Asha Lakhan, a local journalist, explains that “Commissioner Savua was already outraged about pedophilia because of a case several years before where an expat was arrested for exploiting children. Savua was also playing up the white/Fijian divide and trying to create sympathy for Apete before the trial even began.”
“We have so many unanswered questions about Kaisau and his motives,” says Scrivener’s sister Janice Giles, who believes Kaisau is mentally disturbed. She adds, “There was plenty of alternative motivation other than that given by police and media, but this was rejected outright and to our knowledge not investigated.” Her sister Judy says, “I find it hard to believe one person is solely responsible and am confused as to why such immediate and vile character assassination was aimed at Greg and John.”

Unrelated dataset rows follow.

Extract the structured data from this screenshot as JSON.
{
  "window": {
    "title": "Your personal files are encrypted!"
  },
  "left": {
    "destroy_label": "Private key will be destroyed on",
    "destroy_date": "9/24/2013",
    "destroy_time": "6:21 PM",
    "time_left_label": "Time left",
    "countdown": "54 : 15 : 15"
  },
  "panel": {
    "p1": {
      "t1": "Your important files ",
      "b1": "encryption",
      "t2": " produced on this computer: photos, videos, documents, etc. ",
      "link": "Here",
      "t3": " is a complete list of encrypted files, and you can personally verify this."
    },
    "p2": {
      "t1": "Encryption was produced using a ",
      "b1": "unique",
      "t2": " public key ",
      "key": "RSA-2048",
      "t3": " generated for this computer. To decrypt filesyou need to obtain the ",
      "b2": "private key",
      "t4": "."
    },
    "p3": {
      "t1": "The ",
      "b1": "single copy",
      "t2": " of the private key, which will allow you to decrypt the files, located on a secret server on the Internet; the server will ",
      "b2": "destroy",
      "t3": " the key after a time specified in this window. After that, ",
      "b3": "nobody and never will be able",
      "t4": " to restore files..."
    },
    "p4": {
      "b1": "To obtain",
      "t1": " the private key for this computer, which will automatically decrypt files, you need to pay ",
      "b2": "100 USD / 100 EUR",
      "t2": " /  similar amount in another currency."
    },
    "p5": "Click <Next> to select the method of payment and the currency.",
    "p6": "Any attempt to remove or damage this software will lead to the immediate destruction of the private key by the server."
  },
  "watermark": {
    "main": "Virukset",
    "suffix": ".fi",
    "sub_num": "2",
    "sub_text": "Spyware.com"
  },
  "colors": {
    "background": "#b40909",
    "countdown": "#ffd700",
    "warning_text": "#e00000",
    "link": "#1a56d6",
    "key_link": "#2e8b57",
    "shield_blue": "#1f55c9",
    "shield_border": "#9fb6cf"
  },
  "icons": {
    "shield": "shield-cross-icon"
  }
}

Presumably the truth about the murders will come to light during Apete Kaisau’s trial, though some remain doubtful. As this article goes to press (December 2001), nearly six months after the crime, no firm trial date has been set. But that’s not really surprising; a year and a half after the latest coup took place, its leader, George Speight—who was elected to the parliament while still in prison—has yet to stand trial. Many believe that with the highly nationalistic and corrupt government at the helm, the rebels will receive but a slap on the wrist.
(Note: in August 2003 the suspect was declared ‘insane’ and therefore unfit for trial. See News & Reports #12 on this site.)
John Scott’s memorial service was held in the National Gymnasium on July 11 and was attended by over 1,000 people, including his mother, brother, and son. After a private ceremony in an Anglican church, he was laid to rest beside his grandparents in Lovonilase cemetery. Though Scrivener was Scott’s partner in life for 22 years, due to lack of plot space and the family’s wish for an independent pathology report, his body—along with his pet dog—was returned to his native New Zealand and buried in a lawn cemetery. His tombstone is likely to be engraved with antherums.
In an article that appeared in the Fiji Times on July 11, Graham Davis, a local journalist, wrote, “John Scott was gay…. He was in a loving relationship with his partner, Greg Scrivener…. But this wasn’t one of his imperfections—just the way he was. And Fiji needs to think long and hard about how it perceives such people. Homophobia is rampant in this country even though gays exist at the highest levels of society. Fiji is riddled with hypocrisy about a lot of things…. For such an ostensibly religious country, this had always been puzzling and never more so than in relation to same-sex relationships.”
By Bill Strubbe
‘Out’ magazine, January 2002
With additional reporting by Luisa Tora
Gay Fiji News & Reports 2001 to present